Search the data below for the string "Windows". Extract every line that contains it.
Data to use START
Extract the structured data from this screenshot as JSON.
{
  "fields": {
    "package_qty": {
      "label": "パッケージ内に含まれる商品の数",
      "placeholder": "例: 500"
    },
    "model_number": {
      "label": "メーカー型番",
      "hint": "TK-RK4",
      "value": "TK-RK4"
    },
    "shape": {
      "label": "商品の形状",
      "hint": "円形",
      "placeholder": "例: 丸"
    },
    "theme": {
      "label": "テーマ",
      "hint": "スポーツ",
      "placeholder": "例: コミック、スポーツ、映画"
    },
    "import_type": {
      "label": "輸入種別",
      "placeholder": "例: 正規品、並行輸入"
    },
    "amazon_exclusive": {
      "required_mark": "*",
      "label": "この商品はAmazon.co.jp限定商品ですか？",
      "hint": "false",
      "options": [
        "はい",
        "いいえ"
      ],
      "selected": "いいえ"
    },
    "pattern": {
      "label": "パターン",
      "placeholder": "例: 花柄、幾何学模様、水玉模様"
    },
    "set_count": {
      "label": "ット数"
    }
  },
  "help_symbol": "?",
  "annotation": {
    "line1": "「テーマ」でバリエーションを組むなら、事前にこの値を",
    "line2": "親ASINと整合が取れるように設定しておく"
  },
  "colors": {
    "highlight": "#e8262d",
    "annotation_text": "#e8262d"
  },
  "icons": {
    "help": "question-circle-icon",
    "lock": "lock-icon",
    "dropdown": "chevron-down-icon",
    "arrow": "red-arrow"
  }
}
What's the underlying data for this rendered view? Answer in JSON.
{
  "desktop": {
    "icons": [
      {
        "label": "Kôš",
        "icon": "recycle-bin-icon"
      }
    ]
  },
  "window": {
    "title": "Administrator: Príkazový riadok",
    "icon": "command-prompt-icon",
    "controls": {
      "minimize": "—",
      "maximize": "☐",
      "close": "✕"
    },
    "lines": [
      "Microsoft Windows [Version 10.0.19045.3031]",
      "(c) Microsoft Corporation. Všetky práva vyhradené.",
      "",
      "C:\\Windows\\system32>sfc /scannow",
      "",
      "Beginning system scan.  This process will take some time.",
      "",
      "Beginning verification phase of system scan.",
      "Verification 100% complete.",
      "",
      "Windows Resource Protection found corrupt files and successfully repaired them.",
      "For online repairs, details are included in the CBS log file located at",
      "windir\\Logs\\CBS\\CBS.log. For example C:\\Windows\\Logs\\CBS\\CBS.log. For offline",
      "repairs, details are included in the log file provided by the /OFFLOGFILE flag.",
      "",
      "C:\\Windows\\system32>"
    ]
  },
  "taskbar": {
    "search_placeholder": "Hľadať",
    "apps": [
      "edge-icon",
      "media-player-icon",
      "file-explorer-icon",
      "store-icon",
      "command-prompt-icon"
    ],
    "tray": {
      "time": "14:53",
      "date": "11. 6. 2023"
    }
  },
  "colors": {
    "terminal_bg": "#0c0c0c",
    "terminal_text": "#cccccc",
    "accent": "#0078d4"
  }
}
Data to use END
**The completed task**
      "Microsoft Windows [Version 10.0.19045.3031]",
      "C:\\Windows\\system32>sfc /scannow",
      "Windows Resource Protection found corrupt files and successfully repaired them.",
      "windir\\Logs\\CBS\\CBS.log. For example C:\\Windows\\Logs\\CBS\\CBS.log. For offline",
      "C:\\Windows\\system32>"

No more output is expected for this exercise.